-- Input data follows --
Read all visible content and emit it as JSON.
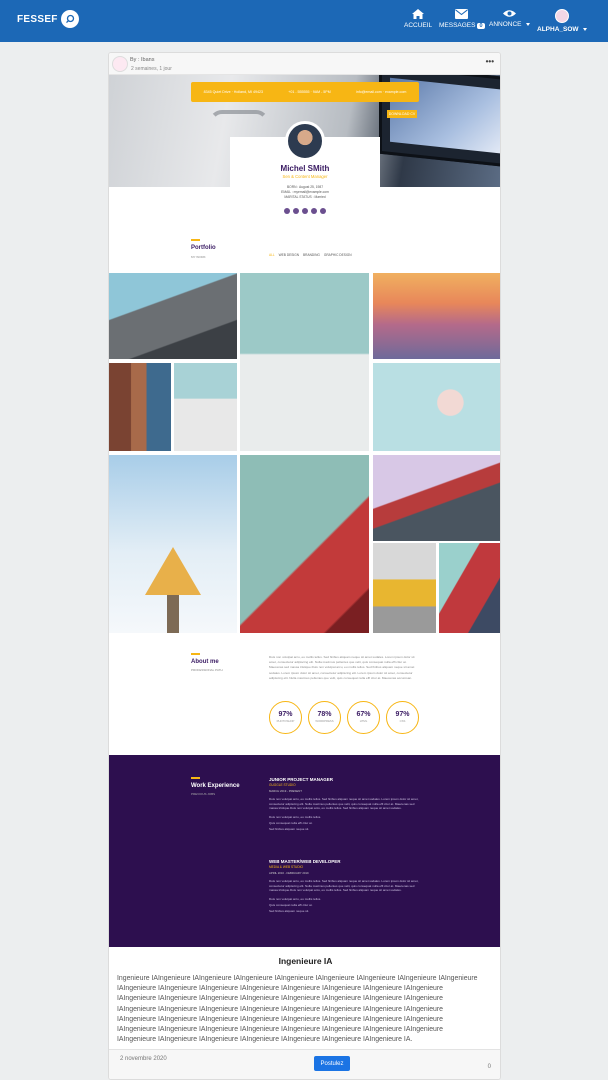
{
  "nav": {
    "brand": "FESSEF",
    "items": [
      {
        "label": "ACCUEIL",
        "icon": "home-icon"
      },
      {
        "label": "MESSAGES",
        "icon": "envelope-icon",
        "badge": "0"
      },
      {
        "label": "ANNONCE",
        "icon": "eye-icon"
      },
      {
        "label": "ALPHA_SOW",
        "icon": "avatar"
      }
    ]
  },
  "post": {
    "author": "By : Ibans",
    "time_ago": "2 semaines, 1 jour",
    "title": "Ingenieure IA",
    "body": "Ingenieure IAIngenieure IAIngenieure IAIngenieure IAIngenieure IAIngenieure IAIngenieure IAIngenieure IAIngenieure IAIngenieure IAIngenieure IAIngenieure IAIngenieure IAIngenieure IAIngenieure IAIngenieure IAIngenieure IAIngenieure IAIngenieure IAIngenieure IAIngenieure IAIngenieure IAIngenieure IAIngenieure IAIngenieure IAIngenieure IAIngenieure IAIngenieure IAIngenieure IAIngenieure IAIngenieure IAIngenieure IAIngenieure IAIngenieure IAIngenieure IAIngenieure IAIngenieure IAIngenieure IAIngenieure IAIngenieure IAIngenieure IAIngenieure IAIngenieure IAIngenieure IAIngenieure IAIngenieure IAIngenieure IAIngenieure IAIngenieure IAIngenieure IAIngenieure IAIngenieure IAIngenieure IAIngenieure IAIngenieure IAIngenieure IA.",
    "date": "2 novembre 2020",
    "apply_label": "Postulez",
    "count": "0"
  },
  "cv": {
    "info": [
      "8345 Quiet Drive · Holland, MI 49423",
      "+01 - 555555 · 9AM - 5PM",
      "info@email.com · example.com"
    ],
    "hire_label": "DOWNLOAD CV",
    "name": "Michel SMith",
    "role": "Sen & Content Manager",
    "facts": [
      "BORN : August 25, 1987",
      "EMAIL : myemail@example.com",
      "MARITAL STATUS : Married"
    ],
    "portfolio_title": "Portfolio",
    "portfolio_sub": "MY WORK",
    "filters": [
      "ALL",
      "WEB DESIGN",
      "BRANDING",
      "GRAPHIC DESIGN"
    ],
    "about_title": "About me",
    "about_sub": "PROFESSIONAL PATH",
    "about_text": "Duis non volutpat arcu, eu mollis tellus. Sed finibus aliquam neque sit amet sodales. Lorem ipsum dolor sit amet, consectetur adipiscing elit. Nulla maximus pellentes que velit, quis consequat nulla effi citur at. Maecenas sed massa tristique.Duis non volutpat arcu, eu mollis tellus. Sed finibus aliquam neque sit amet sodales. Lorem ipsum dolor sit amet, consectetur adipiscing elit. Lorem ipsum dolor sit amet, consectetur adipiscing elit. Nulla maximus pellentes que velit, quis consequat nulla effi citur at. Maecenas accumsan.",
    "skills": [
      {
        "value": "97%",
        "label": "PHOTOSHOP"
      },
      {
        "value": "78%",
        "label": "WORDPRESS"
      },
      {
        "value": "67%",
        "label": "HTML"
      },
      {
        "value": "97%",
        "label": "CSS"
      }
    ],
    "work_title": "Work Experience",
    "work_sub": "PREVIOUS JOBS",
    "jobs": [
      {
        "title": "JUNIOR PROJECT MANAGER",
        "company": "GUGGLE STUDIO",
        "dates": "MARCH 2019 - PRESENT",
        "text": "Duis non volutpat arcu, eu mollis tellus. Sed finibus aliquam neque sit amet sodales. Lorem ipsum dolor sit amet, consectetur adipiscing elit. Nulla maximus pellentes que velit, quis consequat nulla effi citur at. Maecenas sed massa tristique.Duis non volutpat arcu, eu mollis tellus. Sed finibus aliquam neque sit amet sodales.",
        "bullets": [
          "Duis non volutpat arcu, eu mollis tellus.",
          "Quis consequat nulla effi citur at.",
          "Sed finibus aliquam neque sit."
        ]
      },
      {
        "title": "WEB MASTER/WEB DEVELOPER",
        "company": "MEDIA & WEB STUDIO",
        "dates": "APRIL 2016 - FEBRUARY 2019",
        "text": "Duis non volutpat arcu, eu mollis tellus. Sed finibus aliquam neque sit amet sodales. Lorem ipsum dolor sit amet, consectetur adipiscing elit. Nulla maximus pellentes que velit, quis consequat nulla effi citur at. Maecenas sed massa tristique.Duis non volutpat arcu, eu mollis tellus. Sed finibus aliquam neque sit amet sodales.",
        "bullets": [
          "Duis non volutpat arcu, eu mollis tellus.",
          "Quis consequat nulla effi citur at.",
          "Sed finibus aliquam neque sit."
        ]
      }
    ]
  },
  "colors": {
    "navbar": "#1c68b6",
    "accent": "#f7b614",
    "work_bg": "#2d0f4f",
    "button": "#1b74e4"
  }
}
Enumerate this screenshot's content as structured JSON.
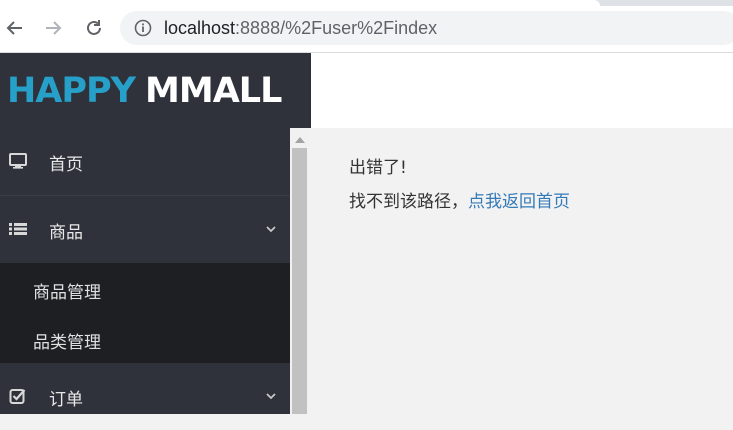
{
  "browser": {
    "url_host": "localhost",
    "url_path": ":8888/%2Fuser%2Findex",
    "icons": [
      "back-arrow-icon",
      "forward-arrow-icon",
      "reload-icon",
      "info-icon"
    ]
  },
  "brand": {
    "part1": "HAPPY",
    "part2": "MMALL",
    "accent_color": "#27a0c9"
  },
  "sidebar": {
    "items": [
      {
        "label": "首页",
        "icon": "desktop-icon"
      },
      {
        "label": "商品",
        "icon": "list-icon",
        "expanded": true,
        "children": [
          {
            "label": "商品管理"
          },
          {
            "label": "品类管理"
          }
        ]
      },
      {
        "label": "订单",
        "icon": "check-square-icon",
        "expanded": false
      }
    ]
  },
  "main": {
    "error_title": "出错了!",
    "error_msg": "找不到该路径，",
    "back_link": "点我返回首页",
    "link_color": "#337ab7"
  }
}
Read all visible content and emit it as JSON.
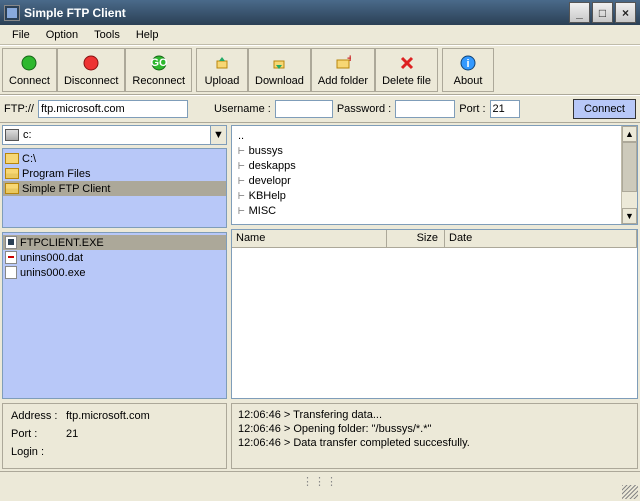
{
  "window": {
    "title": "Simple FTP Client"
  },
  "menu": {
    "file": "File",
    "option": "Option",
    "tools": "Tools",
    "help": "Help"
  },
  "toolbar": {
    "connect": "Connect",
    "disconnect": "Disconnect",
    "reconnect": "Reconnect",
    "upload": "Upload",
    "download": "Download",
    "addfolder": "Add folder",
    "deletefile": "Delete file",
    "about": "About"
  },
  "addr": {
    "ftplabel": "FTP://",
    "ftpvalue": "ftp.microsoft.com",
    "userlabel": "Username :",
    "uservalue": "",
    "passlabel": "Password :",
    "passvalue": "",
    "portlabel": "Port :",
    "portvalue": "21",
    "connect": "Connect"
  },
  "drive": {
    "label": "c:"
  },
  "tree": {
    "n0": "C:\\",
    "n1": "Program Files",
    "n2": "Simple FTP Client"
  },
  "localfiles": {
    "f0": "FTPCLIENT.EXE",
    "f1": "unins000.dat",
    "f2": "unins000.exe"
  },
  "remote": {
    "dotdot": "..",
    "r0": "bussys",
    "r1": "deskapps",
    "r2": "developr",
    "r3": "KBHelp",
    "r4": "MISC"
  },
  "cols": {
    "name": "Name",
    "size": "Size",
    "date": "Date"
  },
  "status": {
    "addrlabel": "Address :",
    "addrval": "ftp.microsoft.com",
    "portlabel": "Port :",
    "portval": "21",
    "loginlabel": "Login :",
    "loginval": ""
  },
  "log": {
    "l0": "12:06:46 > Transfering data...",
    "l1": "12:06:46 > Opening folder: \"/bussys/*.*\"",
    "l2": "12:06:46 > Data transfer completed succesfully."
  }
}
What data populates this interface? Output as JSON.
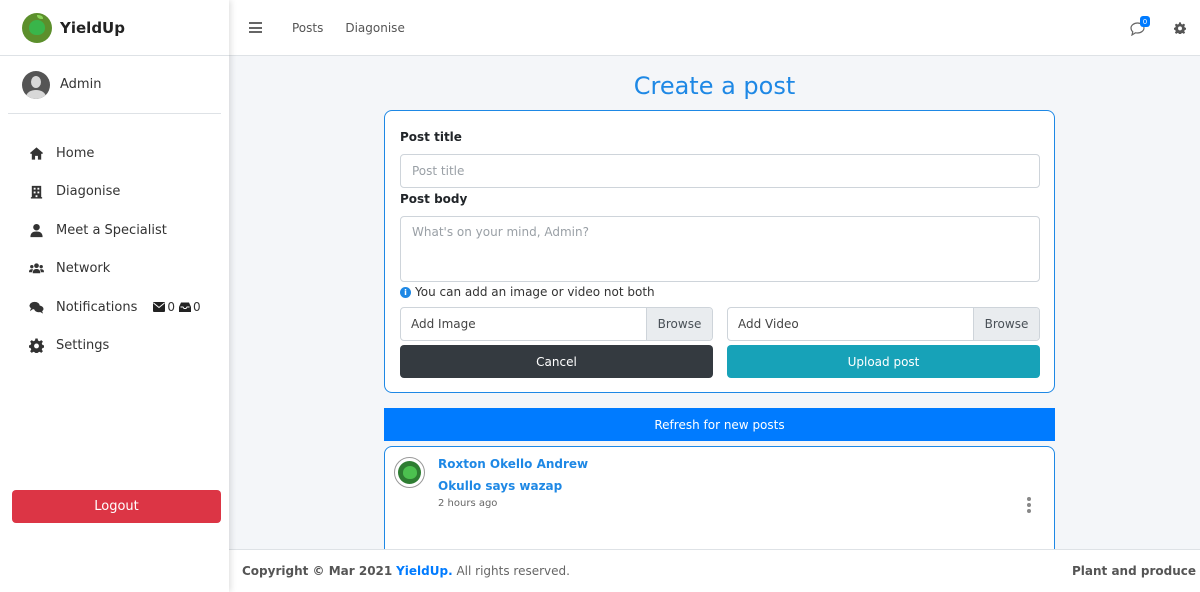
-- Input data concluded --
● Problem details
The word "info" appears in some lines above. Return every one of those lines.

● Answer space
    "info": [
      "info@email.com · example.com"
      "info-icon"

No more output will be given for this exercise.